Mindfulness & Meditation
Over the last year I have been on a journey of self-awareness and discovery. This is due to the fact that last winter I suffered a horrible depression which left me not wanting to leave my bed. I attended therapy and overcome this, but I am still learning why my mind is the way it is and how I can continue to help myself. Throughout this time, I found a passion for yoga which is one of the few things I could find that really put my mind at ease and allowed me to focus on the present moment. In search of more mind-easing activities, I spoke to a psychiatrist (which, let me tell you is not an easy task in Toronto), he introduced me to the idea of trying mindfulness meditation to cultivate awareness of my thoughts and to help with the management of stress, anxiety and depression.
When I first heard about meditation, I immediately thought I couldn't do it, there's no way my mind can be calm for 10 minutes. But I also had a false idea of what mediation was. I thought mediation was clearing your mind of everything and thinking of nothing for 10 minutes while not moving one inch. Have you ever tried to think of nothing? It's pretty much impossible in my opinion.
In January, I started a mindfulness meditation program at Sunnybrook hospital which is led by an expert on mindfulness-based cognitive therapy. I quickly learned that this type of meditation is not about thinking nothing, but rather focusing on your breathing and sensations in your body, sounds around you, how certain thoughts make you feel and what types of thoughts those are, why we have those types of thoughts, accepting them as just thoughts and why exploring your mind is good for you. During these last weeks, I have followed a daily plan of SMART - stretching, meditating, applying, reading/reflecting and tuning in. Some things are easier to follow than others and some days you just simply forget to do certain things, but overall just tuning into these things helps cultivate awareness and understanding of oneself. Keeping a journal of your daily experiences is very helpful and therapeutic.
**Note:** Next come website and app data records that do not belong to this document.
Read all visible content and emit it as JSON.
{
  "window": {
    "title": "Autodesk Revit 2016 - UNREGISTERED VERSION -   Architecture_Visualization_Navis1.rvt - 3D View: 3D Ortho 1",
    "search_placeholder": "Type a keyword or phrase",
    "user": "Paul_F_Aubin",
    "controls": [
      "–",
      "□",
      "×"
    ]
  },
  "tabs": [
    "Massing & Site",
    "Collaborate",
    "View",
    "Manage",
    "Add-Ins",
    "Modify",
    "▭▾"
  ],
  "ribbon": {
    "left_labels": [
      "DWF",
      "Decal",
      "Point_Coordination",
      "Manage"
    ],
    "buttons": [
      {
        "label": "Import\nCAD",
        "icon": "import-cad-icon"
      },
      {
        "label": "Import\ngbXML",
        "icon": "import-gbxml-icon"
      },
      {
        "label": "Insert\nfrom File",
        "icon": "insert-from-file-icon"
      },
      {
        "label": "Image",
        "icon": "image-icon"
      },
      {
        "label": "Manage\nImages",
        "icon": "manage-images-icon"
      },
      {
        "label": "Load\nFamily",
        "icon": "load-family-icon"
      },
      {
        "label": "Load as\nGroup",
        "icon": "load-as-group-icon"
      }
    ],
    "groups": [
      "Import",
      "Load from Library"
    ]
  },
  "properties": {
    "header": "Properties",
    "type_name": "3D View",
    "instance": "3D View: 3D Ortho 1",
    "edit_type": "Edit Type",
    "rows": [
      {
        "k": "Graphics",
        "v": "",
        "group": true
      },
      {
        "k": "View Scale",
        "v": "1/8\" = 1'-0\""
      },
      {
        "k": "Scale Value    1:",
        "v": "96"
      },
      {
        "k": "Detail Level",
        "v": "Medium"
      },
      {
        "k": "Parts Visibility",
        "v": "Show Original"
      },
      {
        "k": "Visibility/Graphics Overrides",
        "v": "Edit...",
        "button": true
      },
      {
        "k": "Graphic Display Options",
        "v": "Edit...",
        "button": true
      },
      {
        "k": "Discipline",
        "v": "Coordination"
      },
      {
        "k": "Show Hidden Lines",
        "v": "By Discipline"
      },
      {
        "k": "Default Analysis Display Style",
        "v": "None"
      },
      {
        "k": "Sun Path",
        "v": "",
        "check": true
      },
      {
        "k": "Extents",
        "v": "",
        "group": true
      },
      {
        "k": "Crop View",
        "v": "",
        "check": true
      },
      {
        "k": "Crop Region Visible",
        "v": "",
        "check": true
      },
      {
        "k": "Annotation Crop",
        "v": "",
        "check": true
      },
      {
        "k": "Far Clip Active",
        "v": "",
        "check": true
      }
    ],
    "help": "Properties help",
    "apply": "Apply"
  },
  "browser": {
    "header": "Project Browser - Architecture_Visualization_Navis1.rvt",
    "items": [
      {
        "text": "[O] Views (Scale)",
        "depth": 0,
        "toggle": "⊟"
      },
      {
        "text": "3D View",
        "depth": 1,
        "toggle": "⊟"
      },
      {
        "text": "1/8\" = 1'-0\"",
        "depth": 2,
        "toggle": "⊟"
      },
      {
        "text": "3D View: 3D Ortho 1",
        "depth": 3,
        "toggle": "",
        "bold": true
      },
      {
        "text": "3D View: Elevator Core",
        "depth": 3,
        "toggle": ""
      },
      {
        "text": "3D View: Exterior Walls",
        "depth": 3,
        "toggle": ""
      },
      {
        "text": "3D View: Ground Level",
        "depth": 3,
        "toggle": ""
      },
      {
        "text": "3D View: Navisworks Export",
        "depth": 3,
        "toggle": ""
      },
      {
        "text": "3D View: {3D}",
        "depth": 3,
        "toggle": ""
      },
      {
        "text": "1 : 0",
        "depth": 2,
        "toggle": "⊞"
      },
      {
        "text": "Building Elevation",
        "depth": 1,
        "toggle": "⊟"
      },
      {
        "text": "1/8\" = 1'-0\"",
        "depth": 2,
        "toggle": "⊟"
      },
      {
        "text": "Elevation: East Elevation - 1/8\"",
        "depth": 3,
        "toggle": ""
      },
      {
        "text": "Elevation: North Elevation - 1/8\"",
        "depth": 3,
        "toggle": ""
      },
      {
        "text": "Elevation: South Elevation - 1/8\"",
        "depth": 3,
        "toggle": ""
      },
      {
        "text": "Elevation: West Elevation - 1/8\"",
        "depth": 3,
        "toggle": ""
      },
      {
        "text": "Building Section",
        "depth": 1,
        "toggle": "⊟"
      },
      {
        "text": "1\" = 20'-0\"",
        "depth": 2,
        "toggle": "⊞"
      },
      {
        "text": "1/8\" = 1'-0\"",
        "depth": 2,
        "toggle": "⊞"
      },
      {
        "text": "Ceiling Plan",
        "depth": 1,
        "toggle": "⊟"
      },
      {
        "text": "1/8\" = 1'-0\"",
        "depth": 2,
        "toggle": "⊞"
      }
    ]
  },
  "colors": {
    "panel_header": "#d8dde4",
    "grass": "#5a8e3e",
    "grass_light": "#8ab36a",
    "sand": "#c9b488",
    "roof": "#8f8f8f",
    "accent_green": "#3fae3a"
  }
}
The program ended last week, but thankfully I can join a continuous weekly mediation now. I will continue to meditate by myself daily and I will try to attend a group meditation at least twice a month. I feel like meditating in a group setting is beneficial for focus, energy and enjoyment. Sharing your experiences and what you went through afterwards is interesting and enlightening as well. I'm feeling more positive now than I was before I started. I'm not getting upset over small things and feel at ease overall. I am now able to recognize my thoughts and label them, see how they make me feel, explore why I am having those thoughts and move to next thought. Thoughts are not facts. Meditation has helped me to focus as well. I have a hard time paying attention to a full movie but I am doing so much better now focusing.
I meditate to a 10 minute recording of Steven Selchen, the head of mindfulness-based therapies at Sunnybrook, who taught me how to meditate. You can use an app to meditate, you can join a group or you can get a referral and attend a hospital-based program like I did. And just for the record, the people in my mediation group came from all backgrounds and were of all ages. Meditation is for anyone and only takes 10 minutes a day. Treat yourself with a daily meditation in the morning or at night. Take moments for yourself throughout the day to take a breath and just listen and explore the mind. I highly suggest you try it at least once and see how you feel. Track how you felt before the mediation and how you feel after. Was it beneficial for you?